Content starts
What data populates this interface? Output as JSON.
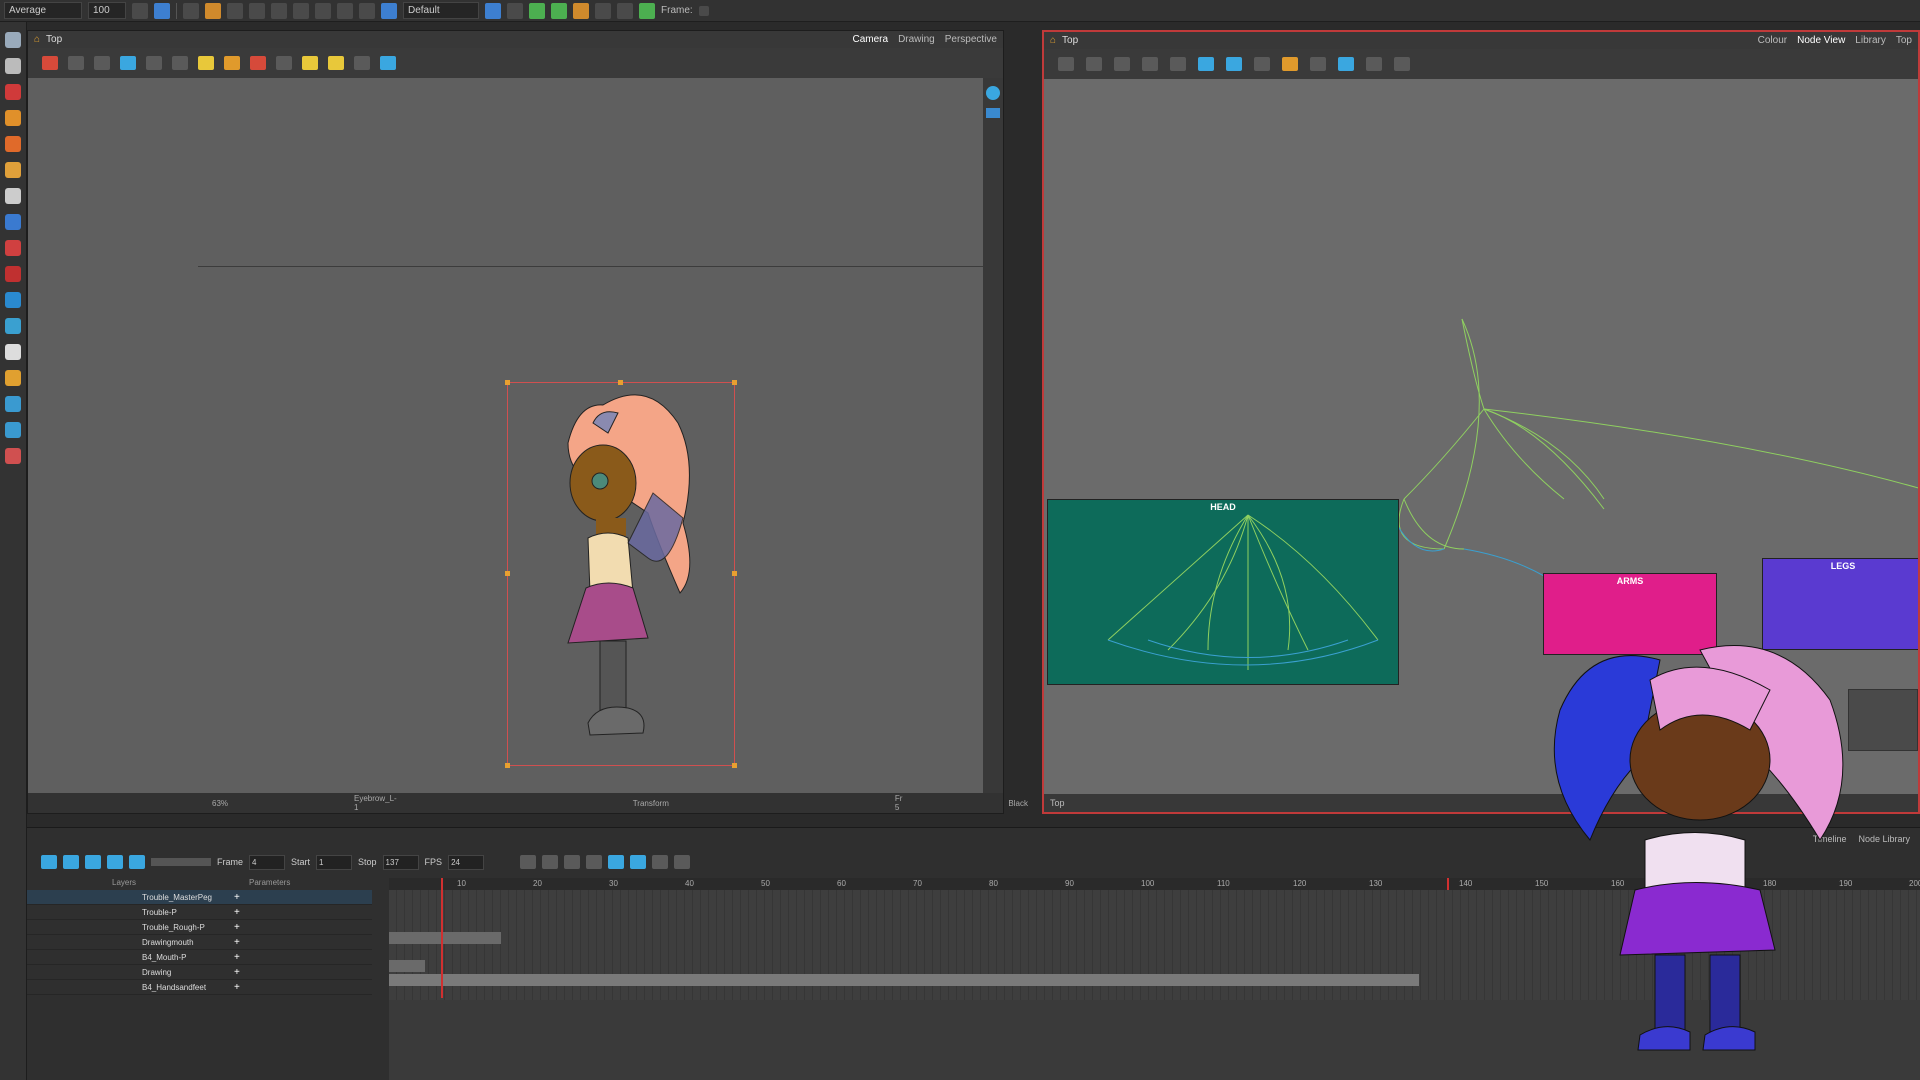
{
  "toolbar": {
    "mode": "Average",
    "zoom": "100",
    "workspace": "Default",
    "frame_label": "Frame:"
  },
  "camera": {
    "title": "Top",
    "tabs": [
      "Camera",
      "Drawing",
      "Perspective"
    ],
    "status": {
      "zoom": "63%",
      "layer": "Eyebrow_L-1",
      "tool": "Transform",
      "frame": "Fr 5",
      "color": "Black"
    }
  },
  "node_view": {
    "title": "Top",
    "tabs": [
      "Colour",
      "Node View",
      "Library",
      "Top"
    ],
    "groups": {
      "head": "HEAD",
      "arms": "ARMS",
      "legs": "LEGS"
    },
    "footer": "Top"
  },
  "timeline": {
    "tabs": [
      "Timeline",
      "Node Library"
    ],
    "frame_label": "Frame",
    "frame_value": "4",
    "start_label": "Start",
    "start_value": "1",
    "stop_label": "Stop",
    "stop_value": "137",
    "fps_label": "FPS",
    "fps_value": "24",
    "layers_header": "Layers",
    "params_header": "Parameters",
    "layers": [
      {
        "name": "Trouble_MasterPeg",
        "selected": true
      },
      {
        "name": "Trouble-P"
      },
      {
        "name": "Trouble_Rough-P"
      },
      {
        "name": "Drawingmouth"
      },
      {
        "name": "B4_Mouth-P"
      },
      {
        "name": "Drawing"
      },
      {
        "name": "B4_Handsandfeet"
      }
    ],
    "ruler": [
      "10",
      "20",
      "30",
      "40",
      "50",
      "60",
      "70",
      "80",
      "90",
      "100",
      "110",
      "120",
      "130",
      "140",
      "150",
      "160",
      "170",
      "180",
      "190",
      "200"
    ]
  },
  "colors": {
    "head_group": "#0d6b5a",
    "arms_group": "#e01e8a",
    "legs_group": "#5a3ad0",
    "selection": "#d05050"
  }
}
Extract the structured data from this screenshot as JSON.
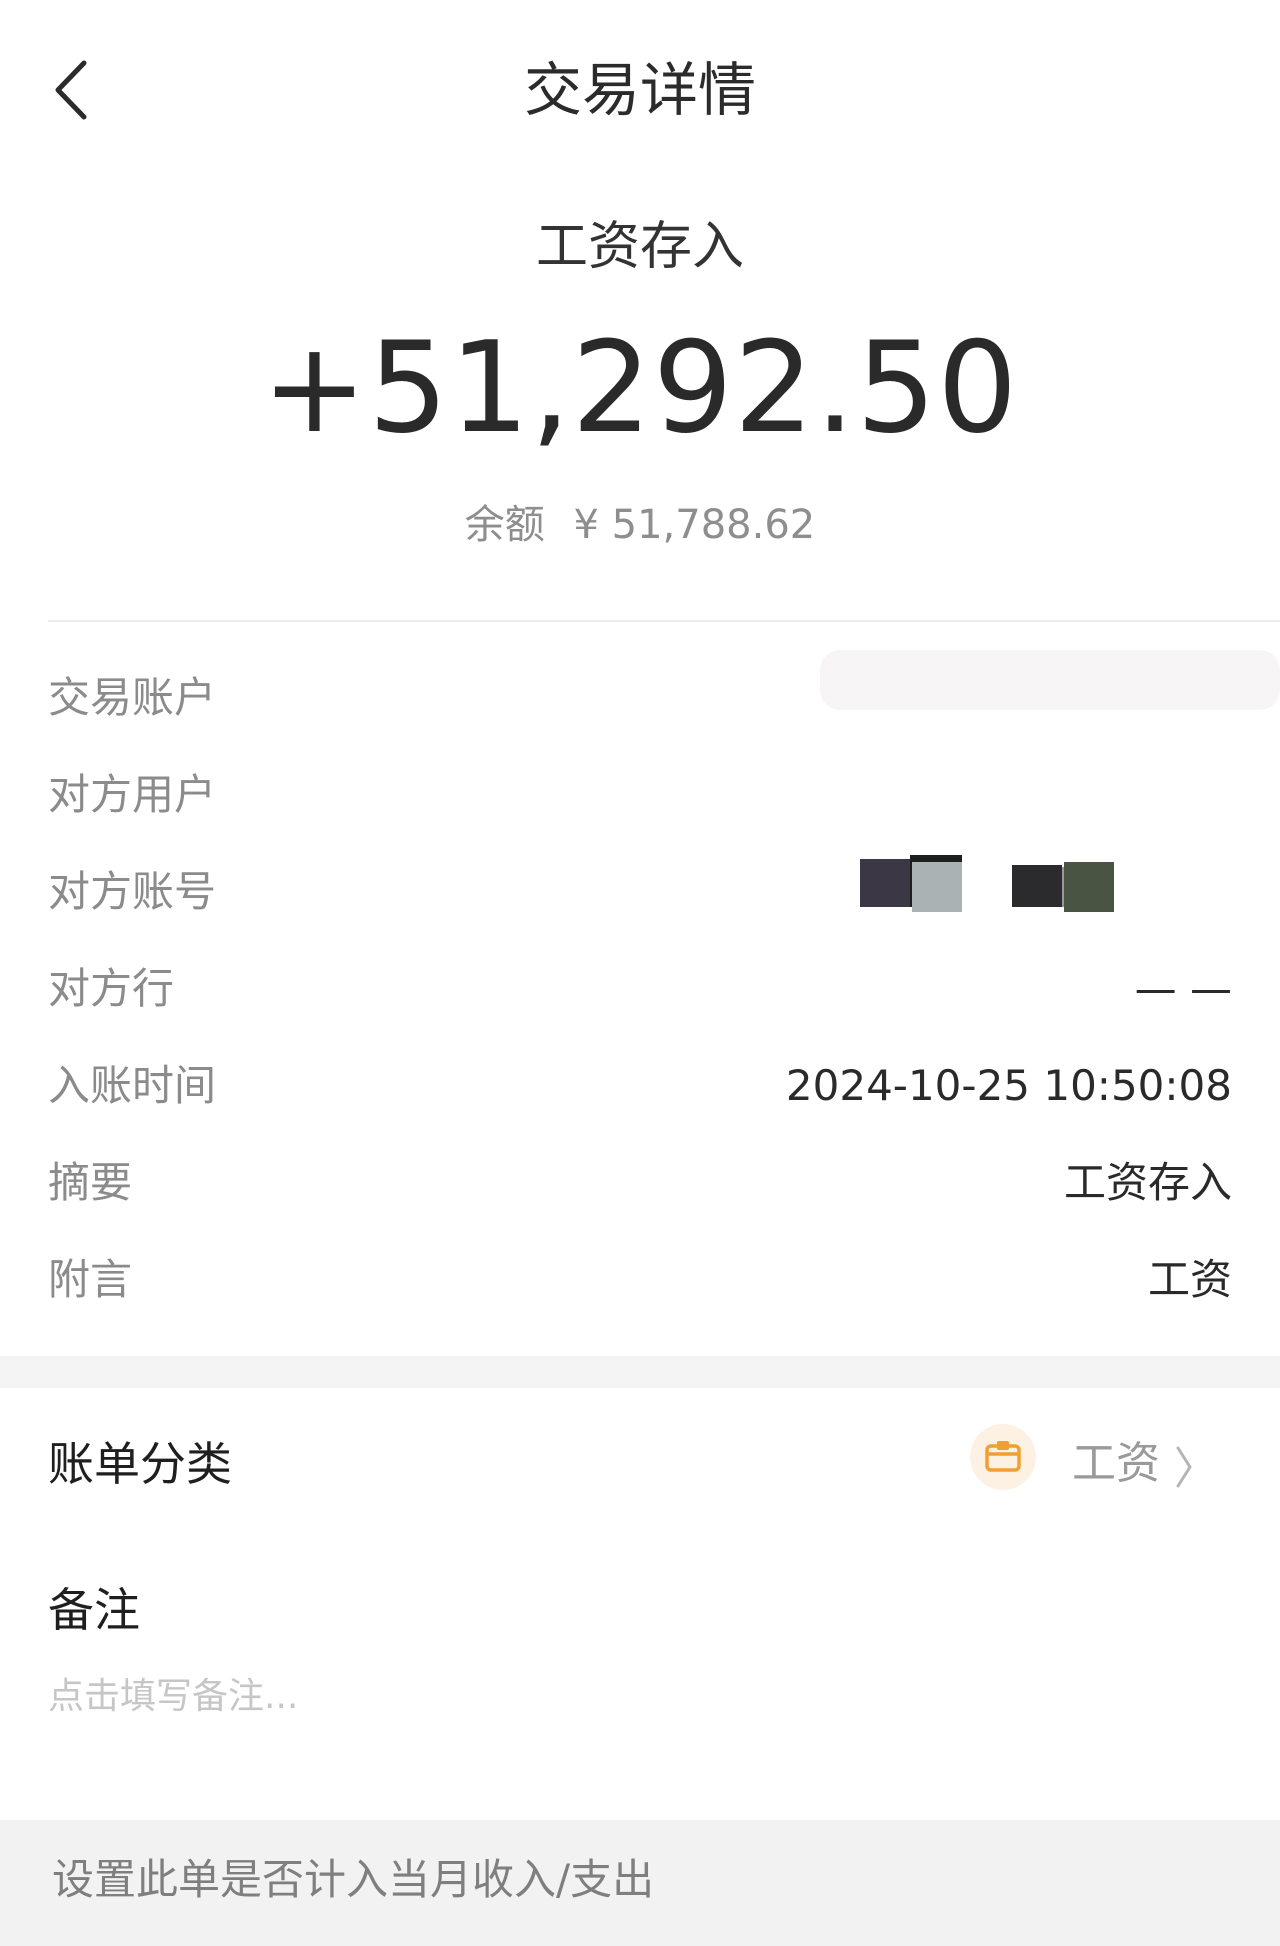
{
  "header": {
    "title": "交易详情"
  },
  "summary": {
    "type": "工资存入",
    "amount": "+51,292.50",
    "balance_label": "余额",
    "balance_value": "¥ 51,788.62"
  },
  "details": [
    {
      "label": "交易账户",
      "value": ""
    },
    {
      "label": "对方用户",
      "value": ""
    },
    {
      "label": "对方账号",
      "value": ""
    },
    {
      "label": "对方行",
      "value": "— —"
    },
    {
      "label": "入账时间",
      "value": "2024-10-25 10:50:08"
    },
    {
      "label": "摘要",
      "value": "工资存入"
    },
    {
      "label": "附言",
      "value": "工资"
    }
  ],
  "category": {
    "label": "账单分类",
    "value": "工资",
    "icon": "wallet-icon"
  },
  "note": {
    "title": "备注",
    "placeholder": "点击填写备注..."
  },
  "footer": {
    "text": "设置此单是否计入当月收入/支出"
  },
  "colors": {
    "accent": "#f0a030",
    "label_gray": "#8b8b8b",
    "text_dark": "#2a2a2a"
  }
}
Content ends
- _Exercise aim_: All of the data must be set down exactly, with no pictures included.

- _Exercise solution_:
What data populates this interface? Output as JSON.
{
  "toolbar": {
    "mode": "Average",
    "zoom": "100",
    "workspace": "Default",
    "frame_label": "Frame:"
  },
  "camera": {
    "title": "Top",
    "tabs": [
      "Camera",
      "Drawing",
      "Perspective"
    ],
    "status": {
      "zoom": "63%",
      "layer": "Eyebrow_L-1",
      "tool": "Transform",
      "frame": "Fr 5",
      "color": "Black"
    }
  },
  "node_view": {
    "title": "Top",
    "tabs": [
      "Colour",
      "Node View",
      "Library",
      "Top"
    ],
    "groups": {
      "head": "HEAD",
      "arms": "ARMS",
      "legs": "LEGS"
    },
    "footer": "Top"
  },
  "timeline": {
    "tabs": [
      "Timeline",
      "Node Library"
    ],
    "frame_label": "Frame",
    "frame_value": "4",
    "start_label": "Start",
    "start_value": "1",
    "stop_label": "Stop",
    "stop_value": "137",
    "fps_label": "FPS",
    "fps_value": "24",
    "layers_header": "Layers",
    "params_header": "Parameters",
    "layers": [
      {
        "name": "Trouble_MasterPeg",
        "selected": true
      },
      {
        "name": "Trouble-P"
      },
      {
        "name": "Trouble_Rough-P"
      },
      {
        "name": "Drawingmouth"
      },
      {
        "name": "B4_Mouth-P"
      },
      {
        "name": "Drawing"
      },
      {
        "name": "B4_Handsandfeet"
      }
    ],
    "ruler": [
      "10",
      "20",
      "30",
      "40",
      "50",
      "60",
      "70",
      "80",
      "90",
      "100",
      "110",
      "120",
      "130",
      "140",
      "150",
      "160",
      "170",
      "180",
      "190",
      "200"
    ]
  },
  "colors": {
    "head_group": "#0d6b5a",
    "arms_group": "#e01e8a",
    "legs_group": "#5a3ad0",
    "selection": "#d05050"
  }
}
Extract the structured data from this screenshot as JSON.
{
  "header": {
    "title": "交易详情"
  },
  "summary": {
    "type": "工资存入",
    "amount": "+51,292.50",
    "balance_label": "余额",
    "balance_value": "¥ 51,788.62"
  },
  "details": [
    {
      "label": "交易账户",
      "value": ""
    },
    {
      "label": "对方用户",
      "value": ""
    },
    {
      "label": "对方账号",
      "value": ""
    },
    {
      "label": "对方行",
      "value": "— —"
    },
    {
      "label": "入账时间",
      "value": "2024-10-25 10:50:08"
    },
    {
      "label": "摘要",
      "value": "工资存入"
    },
    {
      "label": "附言",
      "value": "工资"
    }
  ],
  "category": {
    "label": "账单分类",
    "value": "工资",
    "icon": "wallet-icon"
  },
  "note": {
    "title": "备注",
    "placeholder": "点击填写备注..."
  },
  "footer": {
    "text": "设置此单是否计入当月收入/支出"
  },
  "colors": {
    "accent": "#f0a030",
    "label_gray": "#8b8b8b",
    "text_dark": "#2a2a2a"
  }
}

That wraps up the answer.